Simplicial Complex

For this definition, it is assumed that $ X = {\mathbb{R}}^n$. Let $ p_1$, $ p_2$, $ \ldots $, $ p_{k+1}$, be $ k+1$ linearly independent6.5 points in $ {\mathbb{R}}^n$. A $ k$-simplex, $ [p_1,\ldots,p_{k+1}]$, is formed from these points as

$\displaystyle [p_1,\ldots,p_{k+1}] = \left\{ \sum_{i=1}^{k+1} \alpha_i p_i \in ...
...\geq 0 \mbox{ for all } i \mbox{ and } \sum_{i=1}^{k+1} \alpha_i = 1 \right\} ,$ (6.3)

in which $ \alpha_i p_i$ is the scalar multiplication of $ \alpha_i$ by each of the point coordinates. Another way to view (6.3) is as the convex hull of the $ k+1$ points (i.e., all ways to linearly interpolate between them). If $ k=2$, a triangular region is obtained. For $ k=3$, a tetrahedron is produced.

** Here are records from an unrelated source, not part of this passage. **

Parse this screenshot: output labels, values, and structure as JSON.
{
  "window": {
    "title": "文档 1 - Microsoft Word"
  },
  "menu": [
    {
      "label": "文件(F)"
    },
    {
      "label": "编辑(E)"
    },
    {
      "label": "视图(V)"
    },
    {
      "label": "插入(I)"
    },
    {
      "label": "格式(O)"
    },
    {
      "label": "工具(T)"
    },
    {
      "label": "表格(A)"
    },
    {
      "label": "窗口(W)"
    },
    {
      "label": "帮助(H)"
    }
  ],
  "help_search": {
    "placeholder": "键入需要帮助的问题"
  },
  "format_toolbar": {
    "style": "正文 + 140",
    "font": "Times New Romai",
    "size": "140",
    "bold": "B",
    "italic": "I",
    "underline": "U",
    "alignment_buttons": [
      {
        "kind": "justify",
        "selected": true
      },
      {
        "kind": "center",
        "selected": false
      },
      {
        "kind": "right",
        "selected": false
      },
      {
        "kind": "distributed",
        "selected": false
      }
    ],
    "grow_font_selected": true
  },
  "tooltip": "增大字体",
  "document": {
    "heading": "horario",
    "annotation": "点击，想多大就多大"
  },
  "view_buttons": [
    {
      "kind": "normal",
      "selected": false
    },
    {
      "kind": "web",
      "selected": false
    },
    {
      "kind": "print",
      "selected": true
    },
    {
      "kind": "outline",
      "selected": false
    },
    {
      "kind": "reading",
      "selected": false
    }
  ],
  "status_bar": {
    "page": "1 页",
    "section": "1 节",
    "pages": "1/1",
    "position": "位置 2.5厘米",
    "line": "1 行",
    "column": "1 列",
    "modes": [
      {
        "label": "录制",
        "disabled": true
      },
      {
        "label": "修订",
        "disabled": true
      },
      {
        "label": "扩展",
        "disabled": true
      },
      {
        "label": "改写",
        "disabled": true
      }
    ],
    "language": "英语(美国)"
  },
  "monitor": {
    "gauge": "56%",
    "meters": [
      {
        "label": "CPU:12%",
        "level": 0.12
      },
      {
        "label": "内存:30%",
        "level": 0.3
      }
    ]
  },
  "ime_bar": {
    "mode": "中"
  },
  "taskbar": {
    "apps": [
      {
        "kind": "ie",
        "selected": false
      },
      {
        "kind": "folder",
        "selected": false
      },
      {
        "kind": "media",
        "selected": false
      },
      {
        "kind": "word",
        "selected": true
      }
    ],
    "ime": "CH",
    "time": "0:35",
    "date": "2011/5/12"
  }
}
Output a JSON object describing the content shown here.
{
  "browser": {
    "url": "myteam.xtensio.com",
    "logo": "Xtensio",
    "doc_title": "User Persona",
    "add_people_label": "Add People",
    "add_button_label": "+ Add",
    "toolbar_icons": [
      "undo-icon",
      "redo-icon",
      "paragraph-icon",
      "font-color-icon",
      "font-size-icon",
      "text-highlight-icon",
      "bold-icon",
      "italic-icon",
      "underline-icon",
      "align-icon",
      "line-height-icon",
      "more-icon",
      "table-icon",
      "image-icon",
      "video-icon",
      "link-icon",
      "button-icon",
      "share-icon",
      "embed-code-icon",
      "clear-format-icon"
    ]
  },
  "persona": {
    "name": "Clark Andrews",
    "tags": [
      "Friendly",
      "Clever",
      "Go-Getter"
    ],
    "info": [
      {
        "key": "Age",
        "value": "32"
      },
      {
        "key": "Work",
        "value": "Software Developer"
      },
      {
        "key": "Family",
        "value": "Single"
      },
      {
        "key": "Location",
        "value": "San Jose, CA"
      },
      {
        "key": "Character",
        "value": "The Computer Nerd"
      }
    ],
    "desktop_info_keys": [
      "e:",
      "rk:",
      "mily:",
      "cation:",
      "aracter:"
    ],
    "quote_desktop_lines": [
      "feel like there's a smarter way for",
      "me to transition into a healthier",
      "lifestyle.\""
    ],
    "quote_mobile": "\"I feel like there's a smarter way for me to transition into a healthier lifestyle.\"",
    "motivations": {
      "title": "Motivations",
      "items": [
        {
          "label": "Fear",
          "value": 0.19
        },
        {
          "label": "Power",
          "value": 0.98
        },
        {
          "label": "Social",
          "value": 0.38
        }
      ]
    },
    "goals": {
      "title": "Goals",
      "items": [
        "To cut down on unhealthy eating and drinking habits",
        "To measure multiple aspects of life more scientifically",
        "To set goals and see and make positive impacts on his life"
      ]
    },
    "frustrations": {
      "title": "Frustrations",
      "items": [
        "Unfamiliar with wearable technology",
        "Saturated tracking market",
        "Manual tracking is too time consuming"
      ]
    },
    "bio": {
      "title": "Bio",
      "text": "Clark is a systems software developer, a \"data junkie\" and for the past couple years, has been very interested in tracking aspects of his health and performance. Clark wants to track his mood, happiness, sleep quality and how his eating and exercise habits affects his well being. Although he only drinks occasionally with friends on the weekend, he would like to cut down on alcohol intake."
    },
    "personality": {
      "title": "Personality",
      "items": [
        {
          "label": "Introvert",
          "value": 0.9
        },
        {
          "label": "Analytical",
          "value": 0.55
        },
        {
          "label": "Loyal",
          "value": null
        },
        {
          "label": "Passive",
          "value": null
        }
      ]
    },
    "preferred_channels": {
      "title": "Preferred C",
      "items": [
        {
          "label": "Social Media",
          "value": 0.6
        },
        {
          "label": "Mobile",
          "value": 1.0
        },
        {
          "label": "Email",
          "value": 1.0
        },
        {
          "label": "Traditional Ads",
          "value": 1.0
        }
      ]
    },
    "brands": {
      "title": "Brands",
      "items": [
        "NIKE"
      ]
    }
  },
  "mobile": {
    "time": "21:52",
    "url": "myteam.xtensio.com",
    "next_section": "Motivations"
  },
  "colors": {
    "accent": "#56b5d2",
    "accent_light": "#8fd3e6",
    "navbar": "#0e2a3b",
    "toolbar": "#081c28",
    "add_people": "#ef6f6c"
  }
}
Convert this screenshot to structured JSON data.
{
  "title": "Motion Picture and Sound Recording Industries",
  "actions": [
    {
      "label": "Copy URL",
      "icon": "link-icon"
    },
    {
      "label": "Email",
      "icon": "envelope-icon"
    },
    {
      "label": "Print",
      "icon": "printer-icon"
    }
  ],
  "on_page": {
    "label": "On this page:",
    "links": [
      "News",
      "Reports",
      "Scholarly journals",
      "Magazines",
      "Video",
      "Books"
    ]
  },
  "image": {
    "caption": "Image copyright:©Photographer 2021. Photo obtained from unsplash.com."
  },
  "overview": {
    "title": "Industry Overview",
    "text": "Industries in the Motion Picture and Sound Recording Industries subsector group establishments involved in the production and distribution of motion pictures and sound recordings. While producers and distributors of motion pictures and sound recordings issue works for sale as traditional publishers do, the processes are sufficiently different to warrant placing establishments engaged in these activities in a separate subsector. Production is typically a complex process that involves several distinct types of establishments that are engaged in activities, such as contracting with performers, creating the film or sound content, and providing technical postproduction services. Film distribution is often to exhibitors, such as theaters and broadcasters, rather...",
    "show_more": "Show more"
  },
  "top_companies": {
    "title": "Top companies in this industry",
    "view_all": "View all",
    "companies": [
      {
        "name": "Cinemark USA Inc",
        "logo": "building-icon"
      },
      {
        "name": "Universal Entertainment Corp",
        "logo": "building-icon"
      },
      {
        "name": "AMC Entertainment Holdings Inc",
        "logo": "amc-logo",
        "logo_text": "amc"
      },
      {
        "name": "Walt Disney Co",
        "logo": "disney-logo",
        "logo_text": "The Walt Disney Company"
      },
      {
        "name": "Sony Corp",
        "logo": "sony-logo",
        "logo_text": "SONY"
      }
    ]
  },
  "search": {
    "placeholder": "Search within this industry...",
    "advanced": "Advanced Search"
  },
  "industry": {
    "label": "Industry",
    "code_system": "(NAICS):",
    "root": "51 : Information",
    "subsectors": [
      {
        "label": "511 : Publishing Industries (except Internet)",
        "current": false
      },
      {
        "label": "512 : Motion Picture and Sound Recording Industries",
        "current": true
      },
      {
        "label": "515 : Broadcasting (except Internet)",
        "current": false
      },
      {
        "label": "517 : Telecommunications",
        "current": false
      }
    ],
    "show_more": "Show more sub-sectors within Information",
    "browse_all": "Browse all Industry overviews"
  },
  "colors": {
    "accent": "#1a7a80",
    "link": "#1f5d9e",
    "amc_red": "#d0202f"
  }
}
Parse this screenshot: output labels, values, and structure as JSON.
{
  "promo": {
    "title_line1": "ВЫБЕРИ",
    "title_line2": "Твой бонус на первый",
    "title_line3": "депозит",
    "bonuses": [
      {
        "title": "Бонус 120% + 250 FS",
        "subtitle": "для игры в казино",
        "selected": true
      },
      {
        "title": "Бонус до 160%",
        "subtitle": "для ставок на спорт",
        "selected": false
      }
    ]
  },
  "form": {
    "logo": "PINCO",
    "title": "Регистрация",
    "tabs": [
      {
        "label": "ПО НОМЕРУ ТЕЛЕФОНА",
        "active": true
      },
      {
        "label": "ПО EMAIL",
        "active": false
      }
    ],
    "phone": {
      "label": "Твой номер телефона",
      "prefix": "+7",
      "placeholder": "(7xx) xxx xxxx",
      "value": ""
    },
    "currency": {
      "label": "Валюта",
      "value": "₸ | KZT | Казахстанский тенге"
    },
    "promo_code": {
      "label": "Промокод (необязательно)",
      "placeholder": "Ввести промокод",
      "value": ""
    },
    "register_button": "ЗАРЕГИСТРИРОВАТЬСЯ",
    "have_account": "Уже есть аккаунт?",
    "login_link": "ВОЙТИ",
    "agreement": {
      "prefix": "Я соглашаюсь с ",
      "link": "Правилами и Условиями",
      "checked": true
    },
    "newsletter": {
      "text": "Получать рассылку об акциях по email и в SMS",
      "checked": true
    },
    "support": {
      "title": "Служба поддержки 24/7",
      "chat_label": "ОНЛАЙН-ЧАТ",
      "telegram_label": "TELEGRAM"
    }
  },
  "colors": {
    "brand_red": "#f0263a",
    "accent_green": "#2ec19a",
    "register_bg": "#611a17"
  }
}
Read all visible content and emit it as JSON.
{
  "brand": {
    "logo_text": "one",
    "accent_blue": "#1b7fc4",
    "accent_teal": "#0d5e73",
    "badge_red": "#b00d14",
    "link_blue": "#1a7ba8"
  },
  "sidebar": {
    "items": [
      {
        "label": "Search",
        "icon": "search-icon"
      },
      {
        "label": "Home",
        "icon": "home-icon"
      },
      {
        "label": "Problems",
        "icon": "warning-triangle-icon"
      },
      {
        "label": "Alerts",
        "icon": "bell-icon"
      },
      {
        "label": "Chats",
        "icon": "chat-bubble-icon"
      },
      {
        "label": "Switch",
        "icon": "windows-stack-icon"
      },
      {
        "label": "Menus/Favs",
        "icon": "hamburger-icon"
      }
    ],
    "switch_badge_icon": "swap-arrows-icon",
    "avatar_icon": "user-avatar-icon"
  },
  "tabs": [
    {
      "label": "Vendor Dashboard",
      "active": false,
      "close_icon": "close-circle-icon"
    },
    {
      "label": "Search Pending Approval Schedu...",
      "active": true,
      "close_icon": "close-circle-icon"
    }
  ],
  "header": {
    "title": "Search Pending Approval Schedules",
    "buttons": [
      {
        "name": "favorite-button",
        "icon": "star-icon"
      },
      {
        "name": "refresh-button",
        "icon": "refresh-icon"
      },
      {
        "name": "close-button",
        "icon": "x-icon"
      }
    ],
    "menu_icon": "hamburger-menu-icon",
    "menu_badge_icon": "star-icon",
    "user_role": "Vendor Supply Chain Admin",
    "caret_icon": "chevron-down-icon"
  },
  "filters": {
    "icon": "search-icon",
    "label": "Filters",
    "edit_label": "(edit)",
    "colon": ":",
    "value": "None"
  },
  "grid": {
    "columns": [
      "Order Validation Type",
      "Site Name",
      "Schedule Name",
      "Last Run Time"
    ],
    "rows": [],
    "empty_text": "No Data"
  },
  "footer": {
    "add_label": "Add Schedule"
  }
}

For any $ k$-simplex and any $ i$ such that $ 1 \leq i \leq k+1$, let $ \alpha_i=0$. This yields a $ (k-1)$-dimensional simplex that is called a face of the original simplex. A 2-simplex has three faces, each of which is a 1-simplex that may be called an edge. Each 1-simplex (or edge) has two faces, which are 0-simplexes called vertices.

To form a complex, the simplexes must fit together in a nice way. This yields a high-dimensional notion of a triangulation, which in $ {\mathbb{R}}^2$ is a tiling composed of triangular regions. A simplicial complex, $ {\cal K}$, is a finite set of simplexes that satisfies the following:

  1. Any face of a simplex in $ {\cal K}$ is also in $ {\cal K}$.
  2. The intersection of any two simplexes in $ {\cal K}$ is either a common face of both of them or the intersection is empty.
Figure 6.15 illustrates these requirements. For $ k > 0$, a $ k$-cell of $ {\cal K}$ is defined to be interior, $ \operatorname{int}([p_1,\ldots,p_{k+1}])$, of any $ k$-simplex. For $ k = 0$, every 0-simplex is a 0-cell. The union of all of the cells forms a partition of the point set covered by $ {\cal K}$. This therefore provides a cell decomposition in a sense that is consistent with Section 6.2.2.

Figure 6.15: To become a simplicial complex, the simplex faces must fit together nicely.
...licial complex & A simplicial complex \\

Steven M LaValle 2012-04-20